# REQUIRED ACTION:
Could you find every line in the records below that contains the word "settings" and copy it?

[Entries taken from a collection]
※ ※ ※

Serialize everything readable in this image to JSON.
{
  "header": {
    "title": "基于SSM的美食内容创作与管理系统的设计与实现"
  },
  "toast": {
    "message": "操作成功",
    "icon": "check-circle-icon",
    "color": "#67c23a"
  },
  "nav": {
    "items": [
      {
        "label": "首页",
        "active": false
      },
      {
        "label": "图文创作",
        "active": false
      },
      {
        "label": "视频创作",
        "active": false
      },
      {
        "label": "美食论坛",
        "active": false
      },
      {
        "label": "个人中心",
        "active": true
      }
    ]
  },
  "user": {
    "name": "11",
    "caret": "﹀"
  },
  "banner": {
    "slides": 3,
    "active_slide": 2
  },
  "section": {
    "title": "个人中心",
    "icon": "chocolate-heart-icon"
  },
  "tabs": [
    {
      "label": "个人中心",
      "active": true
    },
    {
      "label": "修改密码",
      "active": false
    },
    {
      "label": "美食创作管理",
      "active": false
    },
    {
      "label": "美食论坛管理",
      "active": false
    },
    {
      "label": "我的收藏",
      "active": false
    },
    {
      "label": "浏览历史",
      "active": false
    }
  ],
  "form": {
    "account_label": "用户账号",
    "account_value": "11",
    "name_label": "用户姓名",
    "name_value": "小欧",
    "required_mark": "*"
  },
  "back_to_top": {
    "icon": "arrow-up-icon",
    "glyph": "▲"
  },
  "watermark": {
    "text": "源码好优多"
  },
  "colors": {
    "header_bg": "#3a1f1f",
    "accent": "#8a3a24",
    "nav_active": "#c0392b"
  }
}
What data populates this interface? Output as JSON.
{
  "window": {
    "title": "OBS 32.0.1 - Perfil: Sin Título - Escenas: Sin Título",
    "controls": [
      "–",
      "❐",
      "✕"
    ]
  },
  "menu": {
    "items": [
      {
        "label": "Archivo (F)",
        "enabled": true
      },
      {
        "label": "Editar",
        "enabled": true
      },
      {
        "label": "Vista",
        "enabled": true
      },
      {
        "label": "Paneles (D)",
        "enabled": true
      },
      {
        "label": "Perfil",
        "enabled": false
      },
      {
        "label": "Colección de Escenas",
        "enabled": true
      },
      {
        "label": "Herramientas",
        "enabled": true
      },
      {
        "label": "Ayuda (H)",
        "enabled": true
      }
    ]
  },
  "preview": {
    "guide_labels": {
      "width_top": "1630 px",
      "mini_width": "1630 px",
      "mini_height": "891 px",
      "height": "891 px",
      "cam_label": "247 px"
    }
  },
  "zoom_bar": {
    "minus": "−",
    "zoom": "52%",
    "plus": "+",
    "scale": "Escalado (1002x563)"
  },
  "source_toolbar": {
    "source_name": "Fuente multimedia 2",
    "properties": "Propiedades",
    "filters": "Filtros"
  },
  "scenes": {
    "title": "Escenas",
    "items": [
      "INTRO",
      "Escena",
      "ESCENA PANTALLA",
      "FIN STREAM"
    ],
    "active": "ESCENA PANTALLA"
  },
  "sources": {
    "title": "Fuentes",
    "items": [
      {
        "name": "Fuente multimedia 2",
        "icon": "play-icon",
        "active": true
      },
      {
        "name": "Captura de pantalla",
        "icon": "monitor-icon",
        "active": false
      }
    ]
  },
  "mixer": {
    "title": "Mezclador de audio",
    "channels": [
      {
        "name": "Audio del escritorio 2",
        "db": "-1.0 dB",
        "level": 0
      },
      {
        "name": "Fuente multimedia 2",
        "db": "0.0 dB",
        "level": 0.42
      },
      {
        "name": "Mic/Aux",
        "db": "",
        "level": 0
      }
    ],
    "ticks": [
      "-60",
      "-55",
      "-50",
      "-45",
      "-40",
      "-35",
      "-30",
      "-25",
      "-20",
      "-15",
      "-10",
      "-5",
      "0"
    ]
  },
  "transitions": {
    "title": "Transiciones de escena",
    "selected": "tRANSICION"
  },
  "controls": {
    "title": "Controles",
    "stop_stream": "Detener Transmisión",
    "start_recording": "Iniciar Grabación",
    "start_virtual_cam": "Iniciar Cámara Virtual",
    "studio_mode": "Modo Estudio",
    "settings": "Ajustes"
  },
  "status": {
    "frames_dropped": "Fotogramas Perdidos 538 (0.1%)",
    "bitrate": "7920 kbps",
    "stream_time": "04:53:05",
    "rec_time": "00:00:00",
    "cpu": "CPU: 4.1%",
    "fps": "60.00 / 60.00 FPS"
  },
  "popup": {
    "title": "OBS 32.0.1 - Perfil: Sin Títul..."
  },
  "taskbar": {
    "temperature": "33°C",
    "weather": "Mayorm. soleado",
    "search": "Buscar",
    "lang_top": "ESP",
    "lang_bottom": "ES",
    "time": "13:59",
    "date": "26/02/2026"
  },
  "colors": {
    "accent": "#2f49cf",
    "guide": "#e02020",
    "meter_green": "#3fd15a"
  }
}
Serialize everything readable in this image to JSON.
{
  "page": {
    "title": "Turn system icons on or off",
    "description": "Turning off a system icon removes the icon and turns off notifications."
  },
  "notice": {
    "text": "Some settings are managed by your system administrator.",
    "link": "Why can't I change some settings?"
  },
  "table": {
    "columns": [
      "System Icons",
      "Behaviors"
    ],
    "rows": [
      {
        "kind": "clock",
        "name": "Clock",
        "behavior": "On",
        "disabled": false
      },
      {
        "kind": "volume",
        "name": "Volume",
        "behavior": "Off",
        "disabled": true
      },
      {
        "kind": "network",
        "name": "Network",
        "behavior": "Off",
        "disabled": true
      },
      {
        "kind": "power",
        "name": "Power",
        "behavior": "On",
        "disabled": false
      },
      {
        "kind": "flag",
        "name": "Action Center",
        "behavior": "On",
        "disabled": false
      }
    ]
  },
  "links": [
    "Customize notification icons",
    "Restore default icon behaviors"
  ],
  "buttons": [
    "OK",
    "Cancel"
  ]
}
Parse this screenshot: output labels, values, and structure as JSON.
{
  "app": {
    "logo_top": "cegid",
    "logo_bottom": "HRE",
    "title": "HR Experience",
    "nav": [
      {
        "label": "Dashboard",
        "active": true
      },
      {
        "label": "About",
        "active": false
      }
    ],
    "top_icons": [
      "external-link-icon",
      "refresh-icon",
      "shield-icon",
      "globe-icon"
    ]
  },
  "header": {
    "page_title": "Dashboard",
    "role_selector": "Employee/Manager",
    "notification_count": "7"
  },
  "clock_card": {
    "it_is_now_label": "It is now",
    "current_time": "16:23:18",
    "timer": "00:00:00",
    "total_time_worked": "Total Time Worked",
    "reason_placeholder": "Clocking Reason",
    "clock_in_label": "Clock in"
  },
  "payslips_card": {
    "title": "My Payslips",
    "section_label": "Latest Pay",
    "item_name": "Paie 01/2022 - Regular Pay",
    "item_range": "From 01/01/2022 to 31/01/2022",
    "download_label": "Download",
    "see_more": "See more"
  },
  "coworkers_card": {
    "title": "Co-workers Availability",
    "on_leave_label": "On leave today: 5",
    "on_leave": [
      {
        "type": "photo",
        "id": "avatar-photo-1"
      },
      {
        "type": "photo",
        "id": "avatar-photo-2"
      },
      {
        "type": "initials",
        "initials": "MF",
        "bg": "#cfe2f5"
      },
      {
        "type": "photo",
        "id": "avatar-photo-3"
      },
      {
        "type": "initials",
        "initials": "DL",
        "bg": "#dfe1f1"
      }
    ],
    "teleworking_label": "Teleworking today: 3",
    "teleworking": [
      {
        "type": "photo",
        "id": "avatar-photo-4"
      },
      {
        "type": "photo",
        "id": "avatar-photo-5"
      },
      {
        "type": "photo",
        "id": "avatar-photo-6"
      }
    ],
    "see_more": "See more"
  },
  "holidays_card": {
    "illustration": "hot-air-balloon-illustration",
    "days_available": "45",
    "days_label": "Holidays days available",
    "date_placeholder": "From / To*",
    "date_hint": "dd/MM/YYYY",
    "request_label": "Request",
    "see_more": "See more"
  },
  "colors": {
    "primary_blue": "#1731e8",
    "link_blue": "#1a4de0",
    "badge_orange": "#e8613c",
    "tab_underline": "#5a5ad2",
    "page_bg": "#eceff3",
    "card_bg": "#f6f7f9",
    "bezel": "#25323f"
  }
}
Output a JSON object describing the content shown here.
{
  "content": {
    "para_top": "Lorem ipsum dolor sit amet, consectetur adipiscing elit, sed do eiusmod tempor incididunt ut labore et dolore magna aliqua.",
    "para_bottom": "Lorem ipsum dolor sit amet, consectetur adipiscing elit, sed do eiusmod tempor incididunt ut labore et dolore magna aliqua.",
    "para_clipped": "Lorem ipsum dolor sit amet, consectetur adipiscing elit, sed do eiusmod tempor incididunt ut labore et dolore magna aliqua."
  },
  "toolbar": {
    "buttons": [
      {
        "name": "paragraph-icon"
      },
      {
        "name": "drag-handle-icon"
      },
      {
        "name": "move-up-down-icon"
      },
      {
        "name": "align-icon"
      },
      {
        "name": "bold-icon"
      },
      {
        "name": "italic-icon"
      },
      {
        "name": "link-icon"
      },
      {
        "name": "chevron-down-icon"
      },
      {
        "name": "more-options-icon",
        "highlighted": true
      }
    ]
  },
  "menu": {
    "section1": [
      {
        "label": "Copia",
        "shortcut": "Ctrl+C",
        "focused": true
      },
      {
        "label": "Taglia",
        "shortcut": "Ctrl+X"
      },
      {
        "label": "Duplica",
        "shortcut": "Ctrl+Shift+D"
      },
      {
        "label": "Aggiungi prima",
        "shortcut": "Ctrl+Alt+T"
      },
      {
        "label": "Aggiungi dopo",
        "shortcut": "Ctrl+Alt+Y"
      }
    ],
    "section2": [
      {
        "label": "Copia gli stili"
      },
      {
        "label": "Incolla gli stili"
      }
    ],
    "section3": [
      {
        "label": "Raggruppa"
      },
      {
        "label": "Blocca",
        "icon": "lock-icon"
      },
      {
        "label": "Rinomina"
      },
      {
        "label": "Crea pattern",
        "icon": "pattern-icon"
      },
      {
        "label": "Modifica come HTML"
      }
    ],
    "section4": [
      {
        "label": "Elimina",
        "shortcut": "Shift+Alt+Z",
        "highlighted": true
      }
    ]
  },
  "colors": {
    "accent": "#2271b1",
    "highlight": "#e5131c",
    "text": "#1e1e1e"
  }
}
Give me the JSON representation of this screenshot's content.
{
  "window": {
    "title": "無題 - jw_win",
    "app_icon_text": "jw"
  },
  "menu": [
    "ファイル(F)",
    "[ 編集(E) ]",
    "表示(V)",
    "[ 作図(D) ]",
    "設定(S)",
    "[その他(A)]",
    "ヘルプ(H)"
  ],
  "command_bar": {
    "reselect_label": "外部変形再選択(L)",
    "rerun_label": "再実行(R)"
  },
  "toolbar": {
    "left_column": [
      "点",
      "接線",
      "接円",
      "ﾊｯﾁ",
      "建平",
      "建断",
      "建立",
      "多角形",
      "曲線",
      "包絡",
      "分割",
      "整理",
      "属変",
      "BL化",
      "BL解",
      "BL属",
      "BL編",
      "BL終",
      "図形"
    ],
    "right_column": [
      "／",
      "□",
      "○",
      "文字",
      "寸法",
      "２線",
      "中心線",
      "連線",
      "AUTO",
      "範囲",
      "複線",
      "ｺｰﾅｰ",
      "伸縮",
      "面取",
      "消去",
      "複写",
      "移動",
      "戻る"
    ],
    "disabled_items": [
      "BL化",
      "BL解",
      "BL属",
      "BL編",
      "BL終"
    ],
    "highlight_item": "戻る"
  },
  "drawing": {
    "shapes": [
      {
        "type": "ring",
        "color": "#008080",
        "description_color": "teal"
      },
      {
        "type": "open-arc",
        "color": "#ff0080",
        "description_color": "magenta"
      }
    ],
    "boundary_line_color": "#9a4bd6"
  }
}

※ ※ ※

# SOLUTION BELOW:
    "settings": "Ajustes"
    "text": "Some settings are managed by your system administrator.",
    "link": "Why can't I change some settings?"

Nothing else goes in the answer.